Task objective: Extract every line below that contains the word "answers".

Input records:
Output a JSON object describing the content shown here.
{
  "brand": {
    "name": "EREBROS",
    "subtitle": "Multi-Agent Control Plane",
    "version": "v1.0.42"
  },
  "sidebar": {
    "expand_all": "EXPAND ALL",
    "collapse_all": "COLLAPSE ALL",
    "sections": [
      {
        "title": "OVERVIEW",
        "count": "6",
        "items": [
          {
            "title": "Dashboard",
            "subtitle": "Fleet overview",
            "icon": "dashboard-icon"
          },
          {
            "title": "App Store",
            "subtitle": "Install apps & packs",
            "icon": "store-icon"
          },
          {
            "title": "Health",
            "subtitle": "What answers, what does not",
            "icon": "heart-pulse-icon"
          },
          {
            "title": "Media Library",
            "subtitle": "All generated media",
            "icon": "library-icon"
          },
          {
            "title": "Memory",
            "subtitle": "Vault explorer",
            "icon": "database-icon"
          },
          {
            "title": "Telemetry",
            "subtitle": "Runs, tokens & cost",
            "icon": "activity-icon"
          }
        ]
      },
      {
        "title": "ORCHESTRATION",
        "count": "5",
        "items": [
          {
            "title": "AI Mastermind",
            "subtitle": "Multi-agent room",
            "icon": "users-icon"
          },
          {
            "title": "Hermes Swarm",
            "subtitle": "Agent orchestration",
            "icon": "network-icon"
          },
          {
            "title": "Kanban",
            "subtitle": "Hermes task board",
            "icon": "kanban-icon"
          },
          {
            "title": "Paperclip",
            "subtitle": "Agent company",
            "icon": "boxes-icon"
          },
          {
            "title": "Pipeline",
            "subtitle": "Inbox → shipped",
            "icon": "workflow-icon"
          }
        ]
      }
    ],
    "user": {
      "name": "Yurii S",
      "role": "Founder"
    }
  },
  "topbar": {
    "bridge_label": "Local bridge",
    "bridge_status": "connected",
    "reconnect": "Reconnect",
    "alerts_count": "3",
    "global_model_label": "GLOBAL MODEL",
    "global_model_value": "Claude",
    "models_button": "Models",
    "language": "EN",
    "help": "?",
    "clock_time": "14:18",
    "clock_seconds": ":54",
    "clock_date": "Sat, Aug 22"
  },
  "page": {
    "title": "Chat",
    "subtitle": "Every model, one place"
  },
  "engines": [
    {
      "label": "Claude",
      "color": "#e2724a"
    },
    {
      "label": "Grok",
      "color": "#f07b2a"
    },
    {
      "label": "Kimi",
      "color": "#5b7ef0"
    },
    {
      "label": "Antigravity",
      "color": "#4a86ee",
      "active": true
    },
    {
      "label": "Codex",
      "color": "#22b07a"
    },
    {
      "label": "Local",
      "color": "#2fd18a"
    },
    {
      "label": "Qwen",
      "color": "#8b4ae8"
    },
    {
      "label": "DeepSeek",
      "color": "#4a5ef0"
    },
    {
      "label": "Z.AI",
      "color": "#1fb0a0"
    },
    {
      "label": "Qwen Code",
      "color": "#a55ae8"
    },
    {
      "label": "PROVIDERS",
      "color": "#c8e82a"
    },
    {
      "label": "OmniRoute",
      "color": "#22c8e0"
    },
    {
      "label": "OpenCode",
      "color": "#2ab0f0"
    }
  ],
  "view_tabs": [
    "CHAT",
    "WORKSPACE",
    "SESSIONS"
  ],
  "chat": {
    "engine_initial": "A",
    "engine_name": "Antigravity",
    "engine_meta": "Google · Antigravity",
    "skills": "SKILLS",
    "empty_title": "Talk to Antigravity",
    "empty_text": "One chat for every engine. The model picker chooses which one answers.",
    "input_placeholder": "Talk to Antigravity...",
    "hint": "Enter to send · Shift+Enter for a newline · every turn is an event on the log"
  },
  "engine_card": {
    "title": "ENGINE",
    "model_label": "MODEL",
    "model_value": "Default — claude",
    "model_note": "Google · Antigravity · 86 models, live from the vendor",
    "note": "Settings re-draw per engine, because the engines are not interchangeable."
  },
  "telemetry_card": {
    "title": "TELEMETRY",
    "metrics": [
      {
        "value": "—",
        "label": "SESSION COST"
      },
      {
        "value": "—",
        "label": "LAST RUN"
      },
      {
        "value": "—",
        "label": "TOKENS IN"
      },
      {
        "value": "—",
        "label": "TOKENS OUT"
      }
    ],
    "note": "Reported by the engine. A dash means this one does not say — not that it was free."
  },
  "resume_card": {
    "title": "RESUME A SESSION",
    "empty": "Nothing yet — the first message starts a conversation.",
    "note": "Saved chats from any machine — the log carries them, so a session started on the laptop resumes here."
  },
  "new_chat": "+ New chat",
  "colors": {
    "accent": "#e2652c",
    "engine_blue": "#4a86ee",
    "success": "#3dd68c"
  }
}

Output:
            "subtitle": "What answers, what does not",
    "empty_text": "One chat for every engine. The model picker chooses which one answers.",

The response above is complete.